The role of the Parent Coordinator is to help reduce conflict between the parents. He or she takes the time to gain an understanding of what is really going on within the family and helps to identify what is creating conflict and often meets with both parents separately, and possibly the children. This gives the coordinator better insight as he or she helps co-parents make the best decisions moving forward.
When an issue arises between the parents regarding their children, the parents can bring that issue to the PC, who will then work with the parents to come to a mutual agreement.
Parent coordinators help the court system and parents navigate and resolve conflict by:
- Meeting with parents and other participants
- Reviewing psychological, school, and other family records
- Consulting with relevant witnesses like psychologists
- Helping parents create timesharing (visitation) schedules and maintain compliance with them
- Mediating visitation or parenting disputes, which may include teaching the couple basic parenting and communication skills
- Sharing the children’s perspective with the parents and
- Counsel and educate children when a child refuses to visit the other parent
One of the many advantages to having a Parent Coordinator in place is the reduction of time in court. A PC can work with the parents to assist in making decisions, which can be accomplished in a much shorter period of time versus waiting for time on the court’s calendar. This is critical when the issue that the parents are disagreeing about is time sensitive.
Other benefits of working with a PC include improving communication skills within the family for both parents and children, reducing stress to allow parents to focus on what is best for their children, and providing access to information and resources to better manage future disagreements.
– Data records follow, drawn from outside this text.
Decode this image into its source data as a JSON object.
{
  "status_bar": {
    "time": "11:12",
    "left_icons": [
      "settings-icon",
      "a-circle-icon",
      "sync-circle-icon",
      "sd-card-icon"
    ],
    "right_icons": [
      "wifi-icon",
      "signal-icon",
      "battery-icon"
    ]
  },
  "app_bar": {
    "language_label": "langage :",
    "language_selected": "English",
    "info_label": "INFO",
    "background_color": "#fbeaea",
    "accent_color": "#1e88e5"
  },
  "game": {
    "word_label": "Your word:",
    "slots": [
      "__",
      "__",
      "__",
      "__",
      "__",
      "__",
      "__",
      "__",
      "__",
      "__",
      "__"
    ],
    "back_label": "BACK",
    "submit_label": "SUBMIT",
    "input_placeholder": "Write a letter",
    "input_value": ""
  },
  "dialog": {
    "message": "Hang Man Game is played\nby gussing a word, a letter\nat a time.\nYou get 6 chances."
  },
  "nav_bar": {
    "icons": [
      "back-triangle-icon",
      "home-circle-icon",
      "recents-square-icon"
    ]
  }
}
Working with a Parent Coordinator may be a good option for families transitioning into shared parenting, but as always, the needs of every family are unique. Discuss parenting coordination with your attorney or other trusted family law professionals to get an idea of how it could help your family situation.